TASK BRIEF
Exactly how many lines in the listing contain "selected"? Respond with the number and nothing more.

SUPPLIED ENTRIES
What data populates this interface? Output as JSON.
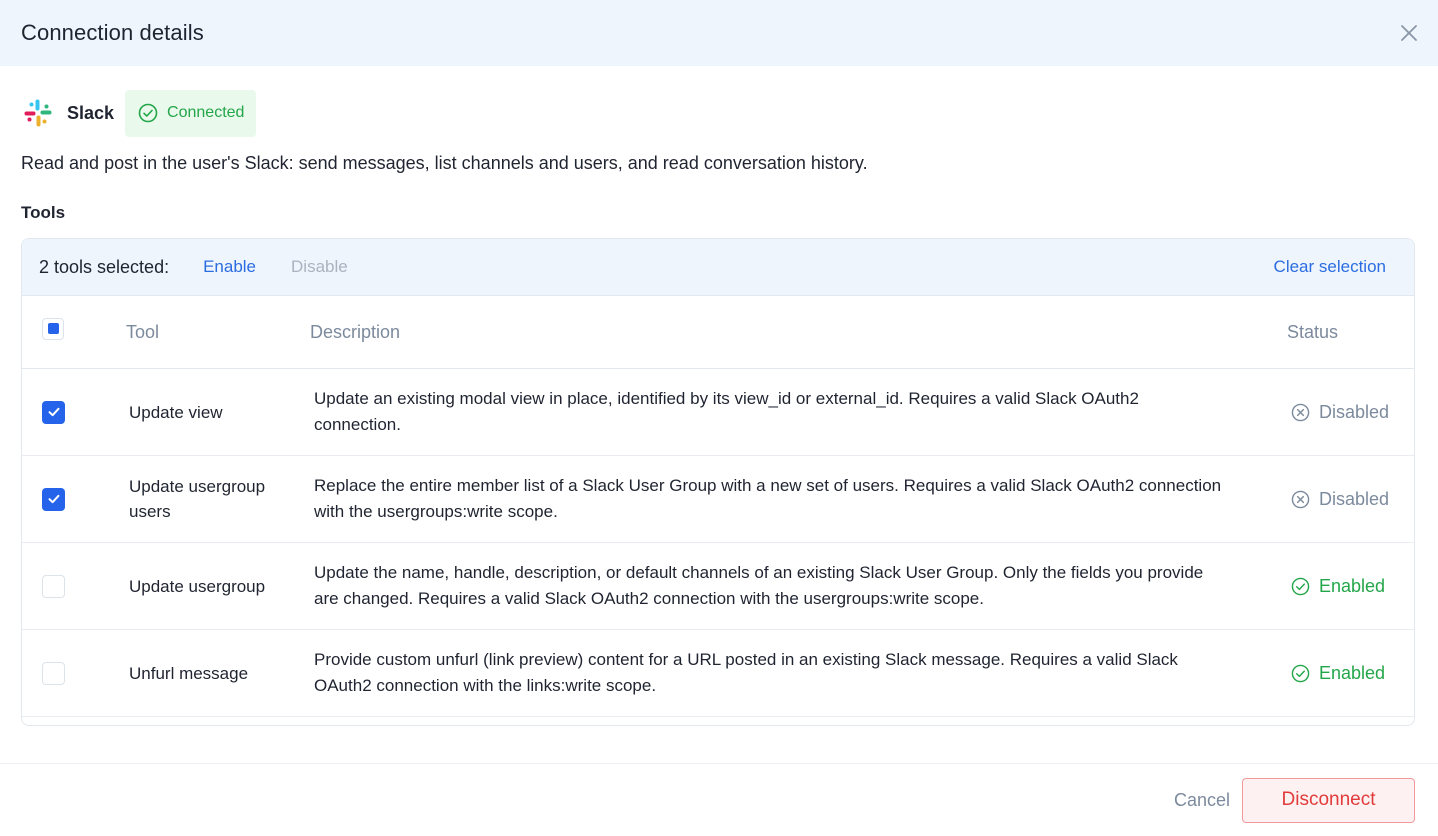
{
  "header": {
    "title": "Connection details"
  },
  "app": {
    "name": "Slack",
    "status": "Connected",
    "description": "Read and post in the user's Slack: send messages, list channels and users, and read conversation history."
  },
  "tools": {
    "section_title": "Tools",
    "selection": {
      "count_label": "2 tools selected:",
      "enable_label": "Enable",
      "disable_label": "Disable",
      "clear_label": "Clear selection"
    },
    "columns": {
      "tool": "Tool",
      "description": "Description",
      "status": "Status"
    },
    "rows": [
      {
        "checked": true,
        "tool": "Update view",
        "description": "Update an existing modal view in place, identified by its view_id or external_id. Requires a valid Slack OAuth2 connection.",
        "status": "Disabled"
      },
      {
        "checked": true,
        "tool": "Update usergroup users",
        "description": "Replace the entire member list of a Slack User Group with a new set of users. Requires a valid Slack OAuth2 connection with the usergroups:write scope.",
        "status": "Disabled"
      },
      {
        "checked": false,
        "tool": "Update usergroup",
        "description": "Update the name, handle, description, or default channels of an existing Slack User Group. Only the fields you provide are changed. Requires a valid Slack OAuth2 connection with the usergroups:write scope.",
        "status": "Enabled"
      },
      {
        "checked": false,
        "tool": "Unfurl message",
        "description": "Provide custom unfurl (link preview) content for a URL posted in an existing Slack message. Requires a valid Slack OAuth2 connection with the links:write scope.",
        "status": "Enabled"
      }
    ]
  },
  "footer": {
    "cancel_label": "Cancel",
    "disconnect_label": "Disconnect"
  },
  "colors": {
    "accent": "#2563eb",
    "success": "#24a64a",
    "danger": "#e23b3b",
    "muted": "#7c8a9d",
    "header_bg": "#eef5fd"
  }
}
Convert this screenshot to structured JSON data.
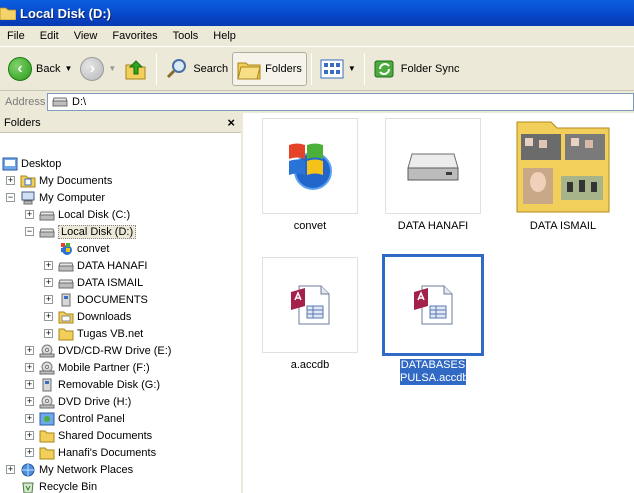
{
  "window": {
    "title": "Local Disk (D:)"
  },
  "menu": [
    "File",
    "Edit",
    "View",
    "Favorites",
    "Tools",
    "Help"
  ],
  "toolbar": {
    "back": "Back",
    "search": "Search",
    "folders": "Folders",
    "folder_sync": "Folder Sync"
  },
  "address": {
    "label": "Address",
    "value": "D:\\"
  },
  "folders_pane": {
    "title": "Folders",
    "close": "×",
    "items": [
      "Desktop",
      "My Documents",
      "My Computer",
      "Local Disk (C:)",
      "Local Disk (D:)",
      "convet",
      "DATA HANAFI",
      "DATA ISMAIL",
      "DOCUMENTS",
      "Downloads",
      "Tugas VB.net",
      "DVD/CD-RW Drive (E:)",
      "Mobile Partner (F:)",
      "Removable Disk (G:)",
      "DVD Drive (H:)",
      "Control Panel",
      "Shared Documents",
      "Hanafi's Documents",
      "My Network Places",
      "Recycle Bin"
    ]
  },
  "files": [
    {
      "name": "convet",
      "icon": "windows-logo-icon"
    },
    {
      "name": "DATA HANAFI",
      "icon": "drive-icon"
    },
    {
      "name": "DATA ISMAIL",
      "icon": "photo-folder-icon"
    },
    {
      "name": "a.accdb",
      "icon": "access-file-icon"
    },
    {
      "name": "DATABASES PULSA.accdb",
      "icon": "access-file-icon",
      "selected": true
    }
  ],
  "colors": {
    "title_bar": "#0846c9",
    "selection": "#316ac5",
    "chrome": "#ece9d8"
  }
}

RESULT FOR THIS TASK
2